**TASK TO COMPLETE**
Everything in the records must be restated exactly, apart from the pictures.
•••
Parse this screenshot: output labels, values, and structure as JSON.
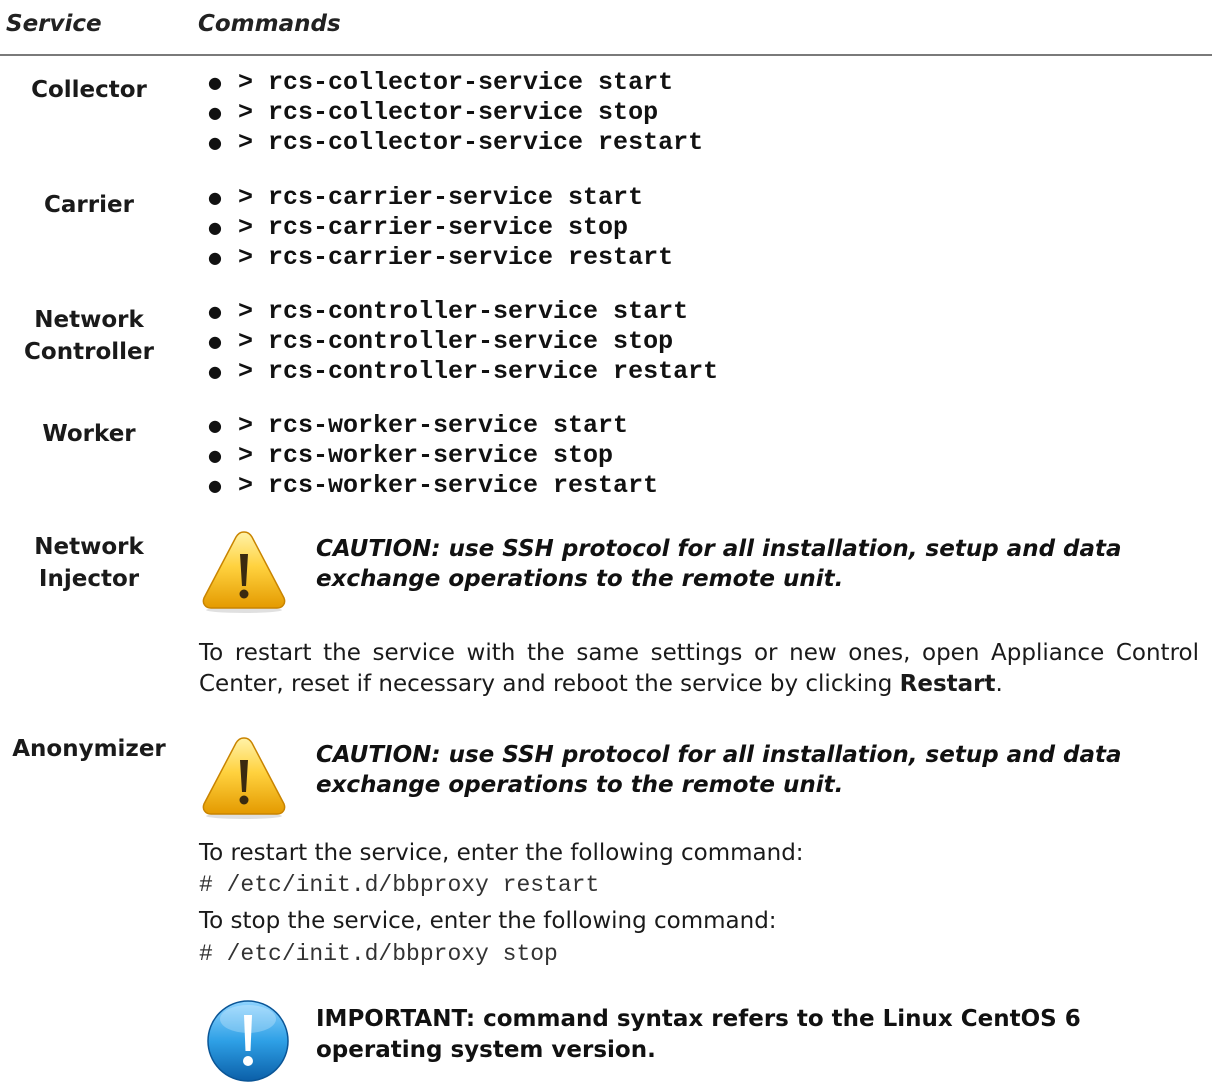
{
  "header": {
    "service": "Service",
    "commands": "Commands"
  },
  "services": [
    {
      "label": "Collector",
      "commands": [
        "> rcs-collector-service start",
        "> rcs-collector-service stop",
        "> rcs-collector-service restart"
      ]
    },
    {
      "label": "Carrier",
      "commands": [
        "> rcs-carrier-service start",
        "> rcs-carrier-service stop",
        "> rcs-carrier-service restart"
      ]
    },
    {
      "label_line1": "Network",
      "label_line2": "Controller",
      "commands": [
        "> rcs-controller-service start",
        "> rcs-controller-service stop",
        "> rcs-controller-service restart"
      ]
    },
    {
      "label": "Worker",
      "commands": [
        "> rcs-worker-service start",
        "> rcs-worker-service stop",
        "> rcs-worker-service restart"
      ]
    }
  ],
  "network_injector": {
    "label_line1": "Network",
    "label_line2": "Injector",
    "caution_line1": "CAUTION: use SSH protocol for all installation, setup and data",
    "caution_line2": "exchange operations to the remote unit.",
    "restart_text": "To restart the service with the same settings or new ones, open Appliance Control Center, reset if necessary and reboot the service by clicking ",
    "restart_bold": "Restart",
    "restart_end": "."
  },
  "anonymizer": {
    "label": "Anonymizer",
    "caution_line1": "CAUTION: use SSH protocol for all installation, setup and data",
    "caution_line2": "exchange operations to the remote unit.",
    "restart_intro": "To restart the service, enter the following command:",
    "restart_cmd": "# /etc/init.d/bbproxy restart",
    "stop_intro": "To stop the service, enter the following command:",
    "stop_cmd": "# /etc/init.d/bbproxy stop",
    "important_line1": "IMPORTANT: command syntax refers to the Linux CentOS 6",
    "important_line2": "operating system version."
  },
  "icons": {
    "warning": "warning-triangle-icon",
    "important": "exclamation-info-icon"
  },
  "colors": {
    "warning_fill": "#f4b400",
    "info_fill": "#1f8fd6",
    "rule": "#7a7a7a"
  }
}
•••
**WRITTEN ANSWER**
Parse this screenshot: output labels, values, and structure as JSON.
{
  "header": {
    "service": "Service",
    "commands": "Commands"
  },
  "services": [
    {
      "label": "Collector",
      "commands": [
        "> rcs-collector-service start",
        "> rcs-collector-service stop",
        "> rcs-collector-service restart"
      ]
    },
    {
      "label": "Carrier",
      "commands": [
        "> rcs-carrier-service start",
        "> rcs-carrier-service stop",
        "> rcs-carrier-service restart"
      ]
    },
    {
      "label_line1": "Network",
      "label_line2": "Controller",
      "commands": [
        "> rcs-controller-service start",
        "> rcs-controller-service stop",
        "> rcs-controller-service restart"
      ]
    },
    {
      "label": "Worker",
      "commands": [
        "> rcs-worker-service start",
        "> rcs-worker-service stop",
        "> rcs-worker-service restart"
      ]
    }
  ],
  "network_injector": {
    "label_line1": "Network",
    "label_line2": "Injector",
    "caution_line1": "CAUTION: use SSH protocol for all installation, setup and data",
    "caution_line2": "exchange operations to the remote unit.",
    "restart_text": "To restart the service with the same settings or new ones, open Appliance Control Center, reset if necessary and reboot the service by clicking ",
    "restart_bold": "Restart",
    "restart_end": "."
  },
  "anonymizer": {
    "label": "Anonymizer",
    "caution_line1": "CAUTION: use SSH protocol for all installation, setup and data",
    "caution_line2": "exchange operations to the remote unit.",
    "restart_intro": "To restart the service, enter the following command:",
    "restart_cmd": "# /etc/init.d/bbproxy restart",
    "stop_intro": "To stop the service, enter the following command:",
    "stop_cmd": "# /etc/init.d/bbproxy stop",
    "important_line1": "IMPORTANT: command syntax refers to the Linux CentOS 6",
    "important_line2": "operating system version."
  },
  "icons": {
    "warning": "warning-triangle-icon",
    "important": "exclamation-info-icon"
  },
  "colors": {
    "warning_fill": "#f4b400",
    "info_fill": "#1f8fd6",
    "rule": "#7a7a7a"
  }
}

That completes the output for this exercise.